Give the records below again, exactly as they appear.

- RECORDS FOR THIS TASK:
>>>
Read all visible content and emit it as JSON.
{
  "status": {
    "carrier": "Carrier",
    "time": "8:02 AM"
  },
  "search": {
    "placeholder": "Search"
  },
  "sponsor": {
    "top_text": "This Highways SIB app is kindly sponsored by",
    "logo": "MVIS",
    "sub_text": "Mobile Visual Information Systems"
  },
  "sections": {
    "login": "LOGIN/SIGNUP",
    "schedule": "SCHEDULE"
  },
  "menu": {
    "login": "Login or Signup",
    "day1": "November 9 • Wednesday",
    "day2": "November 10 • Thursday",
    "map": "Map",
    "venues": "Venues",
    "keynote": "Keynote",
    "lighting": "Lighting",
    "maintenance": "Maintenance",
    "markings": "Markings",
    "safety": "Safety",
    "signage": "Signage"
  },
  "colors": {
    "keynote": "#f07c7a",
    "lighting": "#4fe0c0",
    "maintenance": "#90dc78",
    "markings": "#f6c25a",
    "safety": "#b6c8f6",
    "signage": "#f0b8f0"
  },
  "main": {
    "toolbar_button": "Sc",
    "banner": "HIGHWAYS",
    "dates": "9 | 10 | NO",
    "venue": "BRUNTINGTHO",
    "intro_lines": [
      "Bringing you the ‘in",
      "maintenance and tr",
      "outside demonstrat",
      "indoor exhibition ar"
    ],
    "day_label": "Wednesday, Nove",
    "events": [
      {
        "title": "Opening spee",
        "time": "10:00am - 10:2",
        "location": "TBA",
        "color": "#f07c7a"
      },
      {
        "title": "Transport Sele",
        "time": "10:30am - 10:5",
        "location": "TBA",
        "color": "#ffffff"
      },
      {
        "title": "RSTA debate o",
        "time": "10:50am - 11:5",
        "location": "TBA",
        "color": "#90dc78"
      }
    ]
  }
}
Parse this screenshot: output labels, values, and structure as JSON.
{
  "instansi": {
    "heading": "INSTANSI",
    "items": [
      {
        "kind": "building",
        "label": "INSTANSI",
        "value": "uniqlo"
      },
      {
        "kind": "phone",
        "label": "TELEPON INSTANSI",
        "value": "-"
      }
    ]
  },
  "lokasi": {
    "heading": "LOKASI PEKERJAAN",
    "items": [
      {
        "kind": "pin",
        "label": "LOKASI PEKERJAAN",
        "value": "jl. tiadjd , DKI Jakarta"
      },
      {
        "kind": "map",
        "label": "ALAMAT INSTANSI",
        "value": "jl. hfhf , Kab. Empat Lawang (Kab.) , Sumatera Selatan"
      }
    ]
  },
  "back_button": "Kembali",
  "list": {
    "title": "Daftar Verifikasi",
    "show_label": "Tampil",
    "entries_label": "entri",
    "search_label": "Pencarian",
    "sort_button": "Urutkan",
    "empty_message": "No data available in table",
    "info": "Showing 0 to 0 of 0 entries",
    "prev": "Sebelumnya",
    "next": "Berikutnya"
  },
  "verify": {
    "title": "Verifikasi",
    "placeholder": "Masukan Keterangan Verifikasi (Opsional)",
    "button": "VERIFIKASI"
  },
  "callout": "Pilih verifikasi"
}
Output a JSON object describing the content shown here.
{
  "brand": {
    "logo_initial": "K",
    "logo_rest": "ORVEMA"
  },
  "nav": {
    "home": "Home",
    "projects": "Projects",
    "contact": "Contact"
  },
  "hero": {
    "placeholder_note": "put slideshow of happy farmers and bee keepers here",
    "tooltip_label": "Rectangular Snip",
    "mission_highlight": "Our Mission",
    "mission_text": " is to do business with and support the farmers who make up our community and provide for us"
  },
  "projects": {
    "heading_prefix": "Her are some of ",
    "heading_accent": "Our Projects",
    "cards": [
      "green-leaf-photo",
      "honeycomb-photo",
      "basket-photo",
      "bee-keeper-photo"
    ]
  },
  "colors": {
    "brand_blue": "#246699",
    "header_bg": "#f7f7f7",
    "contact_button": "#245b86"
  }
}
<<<
- SOLUTION BELOW:
Read all visible content and emit it as JSON.
{
  "status": {
    "carrier": "Carrier",
    "time": "8:02 AM"
  },
  "search": {
    "placeholder": "Search"
  },
  "sponsor": {
    "top_text": "This Highways SIB app is kindly sponsored by",
    "logo": "MVIS",
    "sub_text": "Mobile Visual Information Systems"
  },
  "sections": {
    "login": "LOGIN/SIGNUP",
    "schedule": "SCHEDULE"
  },
  "menu": {
    "login": "Login or Signup",
    "day1": "November 9 • Wednesday",
    "day2": "November 10 • Thursday",
    "map": "Map",
    "venues": "Venues",
    "keynote": "Keynote",
    "lighting": "Lighting",
    "maintenance": "Maintenance",
    "markings": "Markings",
    "safety": "Safety",
    "signage": "Signage"
  },
  "colors": {
    "keynote": "#f07c7a",
    "lighting": "#4fe0c0",
    "maintenance": "#90dc78",
    "markings": "#f6c25a",
    "safety": "#b6c8f6",
    "signage": "#f0b8f0"
  },
  "main": {
    "toolbar_button": "Sc",
    "banner": "HIGHWAYS",
    "dates": "9 | 10 | NO",
    "venue": "BRUNTINGTHO",
    "intro_lines": [
      "Bringing you the ‘in",
      "maintenance and tr",
      "outside demonstrat",
      "indoor exhibition ar"
    ],
    "day_label": "Wednesday, Nove",
    "events": [
      {
        "title": "Opening spee",
        "time": "10:00am - 10:2",
        "location": "TBA",
        "color": "#f07c7a"
      },
      {
        "title": "Transport Sele",
        "time": "10:30am - 10:5",
        "location": "TBA",
        "color": "#ffffff"
      },
      {
        "title": "RSTA debate o",
        "time": "10:50am - 11:5",
        "location": "TBA",
        "color": "#90dc78"
      }
    ]
  }
}
Parse this screenshot: output labels, values, and structure as JSON.
{
  "instansi": {
    "heading": "INSTANSI",
    "items": [
      {
        "kind": "building",
        "label": "INSTANSI",
        "value": "uniqlo"
      },
      {
        "kind": "phone",
        "label": "TELEPON INSTANSI",
        "value": "-"
      }
    ]
  },
  "lokasi": {
    "heading": "LOKASI PEKERJAAN",
    "items": [
      {
        "kind": "pin",
        "label": "LOKASI PEKERJAAN",
        "value": "jl. tiadjd , DKI Jakarta"
      },
      {
        "kind": "map",
        "label": "ALAMAT INSTANSI",
        "value": "jl. hfhf , Kab. Empat Lawang (Kab.) , Sumatera Selatan"
      }
    ]
  },
  "back_button": "Kembali",
  "list": {
    "title": "Daftar Verifikasi",
    "show_label": "Tampil",
    "entries_label": "entri",
    "search_label": "Pencarian",
    "sort_button": "Urutkan",
    "empty_message": "No data available in table",
    "info": "Showing 0 to 0 of 0 entries",
    "prev": "Sebelumnya",
    "next": "Berikutnya"
  },
  "verify": {
    "title": "Verifikasi",
    "placeholder": "Masukan Keterangan Verifikasi (Opsional)",
    "button": "VERIFIKASI"
  },
  "callout": "Pilih verifikasi"
}
Output a JSON object describing the content shown here.
{
  "brand": {
    "logo_initial": "K",
    "logo_rest": "ORVEMA"
  },
  "nav": {
    "home": "Home",
    "projects": "Projects",
    "contact": "Contact"
  },
  "hero": {
    "placeholder_note": "put slideshow of happy farmers and bee keepers here",
    "tooltip_label": "Rectangular Snip",
    "mission_highlight": "Our Mission",
    "mission_text": " is to do business with and support the farmers who make up our community and provide for us"
  },
  "projects": {
    "heading_prefix": "Her are some of ",
    "heading_accent": "Our Projects",
    "cards": [
      "green-leaf-photo",
      "honeycomb-photo",
      "basket-photo",
      "bee-keeper-photo"
    ]
  },
  "colors": {
    "brand_blue": "#246699",
    "header_bg": "#f7f7f7",
    "contact_button": "#245b86"
  }
}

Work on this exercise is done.